“Oh, they can!” The big man’s face expressed varying feelings—vague wonder; at the same time he began to edge cautiously away. “That would be a nice plant, wouldn’t it? Let’s out of this, blokies!” suddenly, “this cove knows too much, and—”
“Wait!” Steele stepped slightly toward him. “I want you, Tom Rogers, and I’m going to have you; it’ll be quids in your pocket and not Newgate.”
“Slope for it, mates!” The big man’s voice rang out; around the corner in the direction of the Thames the burly figure of a policeman appeared in the dim light. “That’s his little game!” and turned.
But John Steele sprang savagely forward. “You fool! You’ll not get away so easily!” he exclaimed, when one of the others put out a foot. It caught the pursuing man fairly and tripped him. John Steele went down hard; his head struck the stone curb violently.
For some moments he lay still; when at length he did move, to lift himself on his elbow, as through a mist he made out the broad and solicitous face of a policeman bending over him.
“That was a nasty fall you got, sir.”
“Fall?” John Steele arose, stood swaying. “That man!—must not escape—Do you hear? must not!” As he spoke he made as if to rush forward; the other laid steadying fingers on his arm.
“Hold hard a bit, sir,” he said. “Not quite yourself; besides, they’re well out of sight now. No use running after.”
Steele moved, grasped the railing leading up the front step; his brow throbbed; a thousand darting pains shot through his brain. But for the moment these physical pangs were as nothing; disappointment, self-reproach moved him. To have allowed himself to go down like that; to have been caught by such a simple trick!
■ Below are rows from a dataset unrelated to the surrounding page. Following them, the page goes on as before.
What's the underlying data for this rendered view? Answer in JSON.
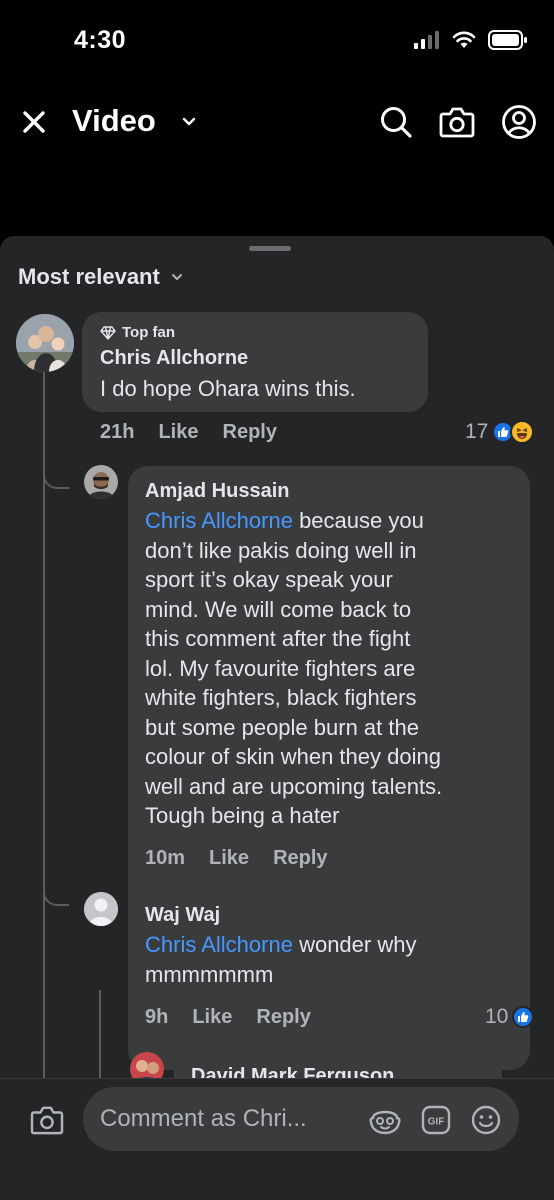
{
  "status": {
    "time": "4:30"
  },
  "header": {
    "title": "Video"
  },
  "sort": {
    "label": "Most relevant"
  },
  "comments": [
    {
      "badge": "Top fan",
      "author": "Chris Allchorne",
      "text": "I do hope Ohara wins this.",
      "time": "21h",
      "like": "Like",
      "reply": "Reply",
      "reactions": "17"
    },
    {
      "author": "Amjad Hussain",
      "mention": "Chris Allchorne",
      "text_lines": [
        " because you",
        "don’t like pakis doing well in",
        "sport it’s okay speak your",
        "mind. We will come back to",
        "this comment after the fight",
        "lol. My favourite fighters are",
        "white fighters, black fighters",
        "but some people burn at the",
        "colour of skin when they doing",
        "well and are upcoming talents.",
        "Tough being a hater"
      ],
      "time": "10m",
      "like": "Like",
      "reply": "Reply"
    },
    {
      "author": "Waj Waj",
      "mention": "Chris Allchorne",
      "text_lines": [
        " wonder why",
        "mmmmmmm"
      ],
      "time": "9h",
      "like": "Like",
      "reply": "Reply",
      "reactions": "10"
    },
    {
      "author": "David Mark Ferguson"
    }
  ],
  "composer": {
    "placeholder": "Comment as Chri..."
  },
  "icons": {
    "close": "close-icon",
    "chevron": "chevron-down-icon",
    "search": "search-icon",
    "camera": "camera-icon",
    "profile": "profile-icon",
    "diamond": "diamond-icon",
    "like": "like-reaction-icon",
    "haha": "haha-reaction-icon",
    "avatar_sticker": "avatar-sticker-icon",
    "gif": "gif-icon",
    "emoji": "emoji-icon"
  },
  "colors": {
    "background": "#000000",
    "sheet": "#242526",
    "bubble": "#3a3b3c",
    "mention": "#4599ff",
    "like": "#1b74e4"
  }
}
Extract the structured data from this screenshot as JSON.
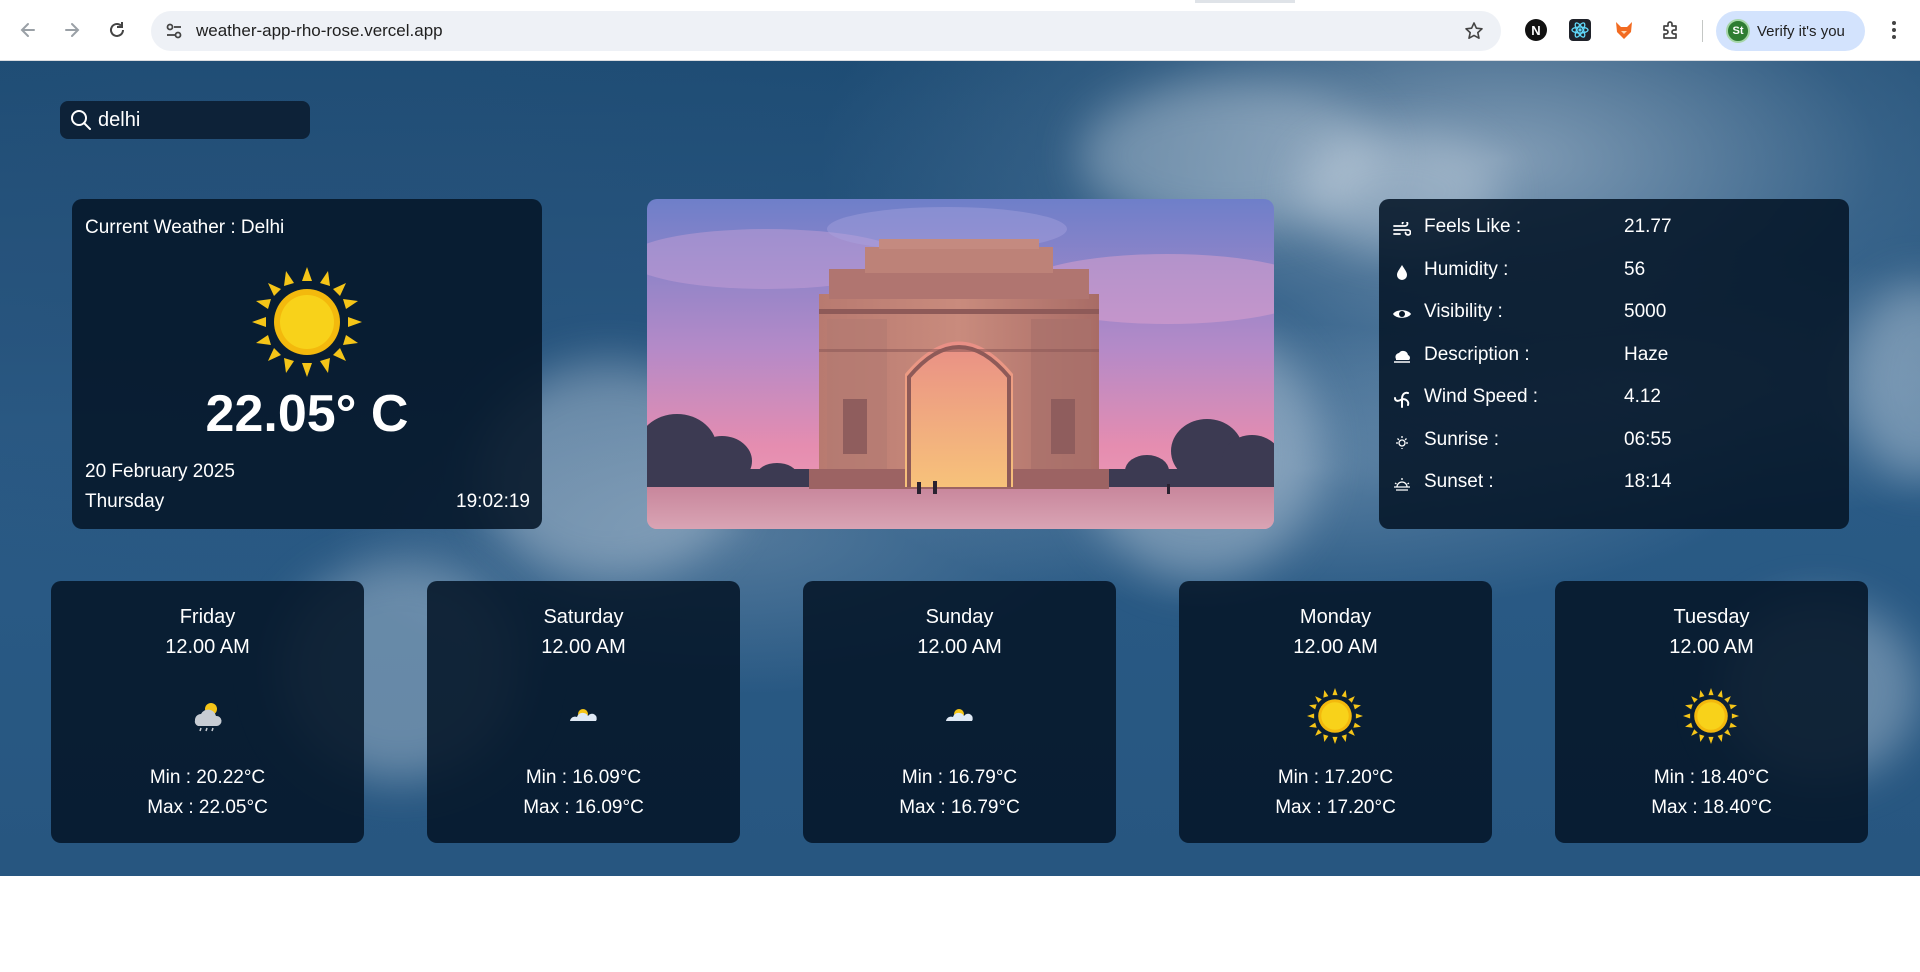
{
  "browser": {
    "url": "weather-app-rho-rose.vercel.app",
    "extensions": [
      "N"
    ],
    "profile_label": "Verify it's you",
    "profile_initials": "St"
  },
  "search": {
    "value": "delhi"
  },
  "current": {
    "title": "Current Weather : Delhi",
    "temp": "22.05° C",
    "date": "20 February 2025",
    "day": "Thursday",
    "time": "19:02:19",
    "icon": "sun-icon"
  },
  "details": [
    {
      "icon": "feels-like-icon",
      "label": "Feels Like :",
      "value": "21.77"
    },
    {
      "icon": "humidity-icon",
      "label": "Humidity :",
      "value": "56"
    },
    {
      "icon": "visibility-icon",
      "label": "Visibility :",
      "value": "5000"
    },
    {
      "icon": "description-icon",
      "label": "Description :",
      "value": "Haze"
    },
    {
      "icon": "wind-speed-icon",
      "label": "Wind Speed :",
      "value": "4.12"
    },
    {
      "icon": "sunrise-icon",
      "label": "Sunrise :",
      "value": "06:55"
    },
    {
      "icon": "sunset-icon",
      "label": "Sunset :",
      "value": "18:14"
    }
  ],
  "forecast": [
    {
      "day": "Friday",
      "time": "12.00 AM",
      "icon": "cloud-rain-icon",
      "min": "Min :  20.22°C",
      "max": "Max :  22.05°C"
    },
    {
      "day": "Saturday",
      "time": "12.00 AM",
      "icon": "cloud-sun-icon",
      "min": "Min :  16.09°C",
      "max": "Max :  16.09°C"
    },
    {
      "day": "Sunday",
      "time": "12.00 AM",
      "icon": "cloud-sun-icon",
      "min": "Min :  16.79°C",
      "max": "Max :  16.79°C"
    },
    {
      "day": "Monday",
      "time": "12.00 AM",
      "icon": "sun-icon",
      "min": "Min :  17.20°C",
      "max": "Max :  17.20°C"
    },
    {
      "day": "Tuesday",
      "time": "12.00 AM",
      "icon": "sun-icon",
      "min": "Min :  18.40°C",
      "max": "Max :  18.40°C"
    }
  ],
  "colors": {
    "card_bg": "#051628",
    "sun": "#f5c518",
    "profile_chip": "#d3e3fd"
  }
}
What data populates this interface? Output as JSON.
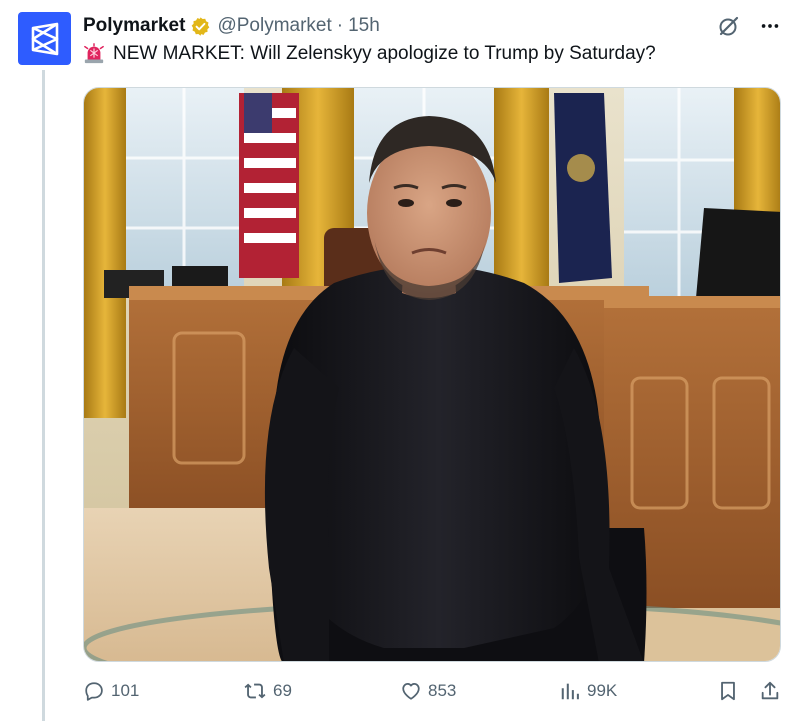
{
  "author": {
    "name": "Polymarket",
    "handle": "@Polymarket",
    "separator": "·",
    "time": "15h",
    "verified_color": "#e2b719",
    "avatar_color": "#2e5cff"
  },
  "post": {
    "siren_icon": "rotating-light-emoji",
    "text": "NEW MARKET: Will Zelenskyy apologize to Trump by Saturday?"
  },
  "media": {
    "alt_description": "Oval Office photo with a man in a black sweater kneeling"
  },
  "actions": {
    "replies": "101",
    "reposts": "69",
    "likes": "853",
    "views": "99K"
  },
  "colors": {
    "text": "#0f1419",
    "muted": "#536471",
    "thread_line": "#cfd9de"
  }
}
Clumsy clod!—and at a moment when—He laughed fiercely; from his head the blood flowed; he did not feel that hurt now.
The officer regarded the strong, noble figure moving just a little to and fro, the lips set ironically, the dark eyes that gleamed in the night as with sardonic derision.
“Pardon me, sir,” he said in a brisker tone, “but hadn’t we better go in? This, I take it, is your house; you can look after yourself somewhat, and afterward describe your assailants. Then we’ll start out to find and arrest them, if possible!”
“Arrest?” John Steele looked at the officer; his gaze slowly regained its accustomed steadiness. “I am afraid I can’t help you; the darkness, the suddenness of the attack—”
“But surely you must have noticed something, sir; whether they were large, or small; what sort of clothes they wore—” The other shook his head; the man appeared disappointed. “Well, I’ll make a report of the attack, but—”
Steele loosened his hold on the railing; he appeared now to have recovered his strength. “That’s just what I don’t want you to do. My name is John Steele, you know of me?” And, as the other returned a respectful affirmative, “It is my desire to escape any notoriety in this little matter, you understand? As one whose profession brings him in connection with these people, the episode seems rather anomalous as well as humiliating. It might even,” his accents had a covert mocking sound, “furnish a paragraph for one of the comic weeklies. So you see—” Something passed from his hand to the policeman’s.